### The input
◇ ◇ ◇ ◇ ◇ ◇ ◇
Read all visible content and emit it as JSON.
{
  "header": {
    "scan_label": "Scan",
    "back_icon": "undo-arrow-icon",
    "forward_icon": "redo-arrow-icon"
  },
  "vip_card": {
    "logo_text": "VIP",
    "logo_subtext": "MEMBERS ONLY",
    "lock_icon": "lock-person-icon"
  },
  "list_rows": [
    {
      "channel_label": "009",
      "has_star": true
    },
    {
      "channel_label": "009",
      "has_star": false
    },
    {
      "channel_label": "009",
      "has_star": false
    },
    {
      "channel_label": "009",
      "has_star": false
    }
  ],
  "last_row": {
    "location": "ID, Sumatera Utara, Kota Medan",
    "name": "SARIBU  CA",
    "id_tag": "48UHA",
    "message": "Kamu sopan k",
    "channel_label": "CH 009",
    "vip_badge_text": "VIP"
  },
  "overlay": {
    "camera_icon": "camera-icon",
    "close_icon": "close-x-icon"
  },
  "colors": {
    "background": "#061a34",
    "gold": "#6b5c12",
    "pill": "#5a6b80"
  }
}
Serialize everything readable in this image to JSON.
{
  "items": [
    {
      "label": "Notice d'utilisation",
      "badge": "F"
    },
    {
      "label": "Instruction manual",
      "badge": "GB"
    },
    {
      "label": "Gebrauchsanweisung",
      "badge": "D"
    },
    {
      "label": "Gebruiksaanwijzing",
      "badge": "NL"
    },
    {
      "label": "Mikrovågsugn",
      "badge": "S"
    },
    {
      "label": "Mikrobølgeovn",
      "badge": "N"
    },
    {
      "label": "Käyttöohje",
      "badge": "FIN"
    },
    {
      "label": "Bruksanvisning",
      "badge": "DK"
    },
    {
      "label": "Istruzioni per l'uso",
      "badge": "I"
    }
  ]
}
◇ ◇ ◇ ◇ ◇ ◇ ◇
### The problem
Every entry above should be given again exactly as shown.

### Problem solution
Read all visible content and emit it as JSON.
{
  "header": {
    "scan_label": "Scan",
    "back_icon": "undo-arrow-icon",
    "forward_icon": "redo-arrow-icon"
  },
  "vip_card": {
    "logo_text": "VIP",
    "logo_subtext": "MEMBERS ONLY",
    "lock_icon": "lock-person-icon"
  },
  "list_rows": [
    {
      "channel_label": "009",
      "has_star": true
    },
    {
      "channel_label": "009",
      "has_star": false
    },
    {
      "channel_label": "009",
      "has_star": false
    },
    {
      "channel_label": "009",
      "has_star": false
    }
  ],
  "last_row": {
    "location": "ID, Sumatera Utara, Kota Medan",
    "name": "SARIBU  CA",
    "id_tag": "48UHA",
    "message": "Kamu sopan k",
    "channel_label": "CH 009",
    "vip_badge_text": "VIP"
  },
  "overlay": {
    "camera_icon": "camera-icon",
    "close_icon": "close-x-icon"
  },
  "colors": {
    "background": "#061a34",
    "gold": "#6b5c12",
    "pill": "#5a6b80"
  }
}
Serialize everything readable in this image to JSON.
{
  "items": [
    {
      "label": "Notice d'utilisation",
      "badge": "F"
    },
    {
      "label": "Instruction manual",
      "badge": "GB"
    },
    {
      "label": "Gebrauchsanweisung",
      "badge": "D"
    },
    {
      "label": "Gebruiksaanwijzing",
      "badge": "NL"
    },
    {
      "label": "Mikrovågsugn",
      "badge": "S"
    },
    {
      "label": "Mikrobølgeovn",
      "badge": "N"
    },
    {
      "label": "Käyttöohje",
      "badge": "FIN"
    },
    {
      "label": "Bruksanvisning",
      "badge": "DK"
    },
    {
      "label": "Istruzioni per l'uso",
      "badge": "I"
    }
  ]
}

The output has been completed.